Why do we sometimes not pray? You find yourself having gone days or even weeks without prayer. Though you are a Christian, you neglect this most basic discipline of the faith. Why? I can think of a few reasons:
1. Disappointment with God
God has perhaps disappointed you at some point in the past. That past moment could be a long time ago, but it recently came to your attention again yesterday. Or that disappointment could have been yesterday. Of course, we feel we’re not supposed to be disappointed with God; we’re supposed to always be happy with Him; we’re supposed to always be satisfied and content in Him. So, given this inner logic, we go silent on God, lest we express the thing we’re not to express.
But God knows our hearts. And out of the heart the mouth speaks, and sometimes it speaks volumes to God when it doesn’t speak. Regardless, the seed of prayerlessness lies underground, in the heart.
So what to do? Be honest. Pray, honestly. You will not sin if you pray in honesty – if you also remember who you are talking to. But you will not do both at the same time. We notice this time and time again in the Psalms, when David does the first part – honest complaint – followed by the second part – remembering the God he’s talking to. God’s steadfast love, God’s faithfulness, God’s promises, God’s past grace . . . Which brings a third part: a grounded hope, that allows David to see his situation with new eyes. The situation has not changed, but his eyes that see the situation, they’ve changed.
There is a balance that this brings. Tim Keller puts it this way, after reflecting on the prayer habits of Jesus:
“Jesus is so God-centered and yet so human and honest at once. Let this be your guide for prayer. You must neither repress your feelings nor be ruled by them. Most people do one or the other, but not both.” (Timothy Keller, The Obedient Master)
We are free, in union with Him, to follow His example and not repress our feelings. And yet, at the same time, remembering Who we are expressing our feelings to frees us from being ruled by those feelings. They are now honestly expressed, but they are expressed so they may be brought to His throne room, and laid before His feet, as King and Father.
In this balance, we find a steady footing to get up and start walking again, for His will, and His kingdom, trusting our King and Father will add all other things to us, in His good time (Matt. 6:33).
2. A Stiff Neck

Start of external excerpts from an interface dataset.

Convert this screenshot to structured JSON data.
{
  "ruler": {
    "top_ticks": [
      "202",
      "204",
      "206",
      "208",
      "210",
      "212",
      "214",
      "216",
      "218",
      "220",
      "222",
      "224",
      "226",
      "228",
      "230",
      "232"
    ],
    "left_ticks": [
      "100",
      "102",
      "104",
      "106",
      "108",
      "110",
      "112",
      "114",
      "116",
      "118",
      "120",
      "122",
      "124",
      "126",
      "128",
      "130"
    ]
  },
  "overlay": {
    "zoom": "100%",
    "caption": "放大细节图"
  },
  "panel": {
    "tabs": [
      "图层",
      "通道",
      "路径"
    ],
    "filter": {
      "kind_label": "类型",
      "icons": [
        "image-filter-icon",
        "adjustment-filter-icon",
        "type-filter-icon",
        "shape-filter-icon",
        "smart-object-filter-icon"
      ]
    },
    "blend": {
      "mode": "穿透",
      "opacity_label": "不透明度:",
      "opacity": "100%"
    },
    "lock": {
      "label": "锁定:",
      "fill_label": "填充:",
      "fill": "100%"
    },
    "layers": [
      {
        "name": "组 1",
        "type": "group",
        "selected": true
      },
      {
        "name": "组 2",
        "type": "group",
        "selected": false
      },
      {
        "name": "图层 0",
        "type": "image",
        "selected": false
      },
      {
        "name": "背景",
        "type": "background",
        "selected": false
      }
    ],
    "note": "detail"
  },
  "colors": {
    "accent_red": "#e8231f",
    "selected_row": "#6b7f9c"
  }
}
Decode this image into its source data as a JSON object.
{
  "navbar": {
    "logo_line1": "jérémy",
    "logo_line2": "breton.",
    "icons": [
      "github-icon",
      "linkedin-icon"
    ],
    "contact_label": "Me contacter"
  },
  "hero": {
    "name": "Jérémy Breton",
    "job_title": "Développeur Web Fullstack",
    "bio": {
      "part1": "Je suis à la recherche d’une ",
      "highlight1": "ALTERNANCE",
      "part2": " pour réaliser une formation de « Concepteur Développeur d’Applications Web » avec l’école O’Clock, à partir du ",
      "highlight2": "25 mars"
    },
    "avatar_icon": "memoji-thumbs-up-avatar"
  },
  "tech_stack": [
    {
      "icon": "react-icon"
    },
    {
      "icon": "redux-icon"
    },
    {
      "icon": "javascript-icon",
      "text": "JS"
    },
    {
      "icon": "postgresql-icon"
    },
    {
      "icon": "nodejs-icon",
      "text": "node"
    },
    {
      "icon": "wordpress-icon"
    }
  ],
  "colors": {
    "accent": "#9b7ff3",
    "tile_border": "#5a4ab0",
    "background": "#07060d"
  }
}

As we said in the first section, our prayerlessness does not begin out of us, but within us, in our hearts. One reason could be disappointment with God, but another could be your heart is stiff-necked – it resists God’s imposing His power upon it, to shape it.
I suspect we all implicitly understand what H. B. Charles says in his book, It Happens After Prayer:
The ultimate purpose of prayer is God and His glory, not you and your needs. Prayer is not about prayer itself. It is not about the answers you may get to your prayers. And it’s definitely not about you. It is about God. True prayer is God-centered.
Now, to be clear, Pastor Charles does not mean that God does not care about me and my needs. Not at all. The keyword there is ultimate. Even in His answers to our desires and needs, God does not serve us, but serves the display of His glory, in His grace, by answering our prayers.
And this, if we’re honest, chafes our hearts. Our hearts simply do not want it to be this way. We want our stuff, our needs, to be at the center of the universe. And we want God to exist to serve us. Of course we don’t say this in Sunday School.
But do say it, in our hesitancy to pray. Because we know the moment of prayer then becomes moment of wills, of whose will will be imposed on whom. And we know God is God; He will win. And so we don’t pray. Because we want it the other way.
Of course we are wrong about this. The inner logic of this strain of prayerlessness is completely foolish. It is a contest of wills – that’s true. But the foolish part comes when we think God is up to something that is counter to what we want and what we need. This not true.
On the face of it. For we come to this conclusion out of blindness. God does a lot more answering of our prayers than we think. In our faithlessness we simply don’t look for the answers. But they are there, all over the place. We are more like Rhoda and the praying church of Acts 12 than we realize.
But there is something deeper going on, in our hearts. We are simply more like stubborn donkeys than we care to admit. There still resides within us an insane resistance to the goodness of God, that has yet to be transformed by His grace. And so the way forward, towards that transformation, is by prayer. We do the thing we do not want to do. And perhaps, our first prayer must be for God to change what we want – to change our hearts. “I believe; help my unbelief.”
And in that moment, we are one step closer in likeness to Jesus, who told His Father in the Garden, “Let this cup pass from me. Yet not my will, but yours be done.” In Gethsemane Jesus is “re-doing” what happened in the Garden of Eden, where our first father and mother ruined everything by following their own stubborn wills. He goes before us, submitting His will to the Father, so we could be freed once and for all from our stubborn hearts.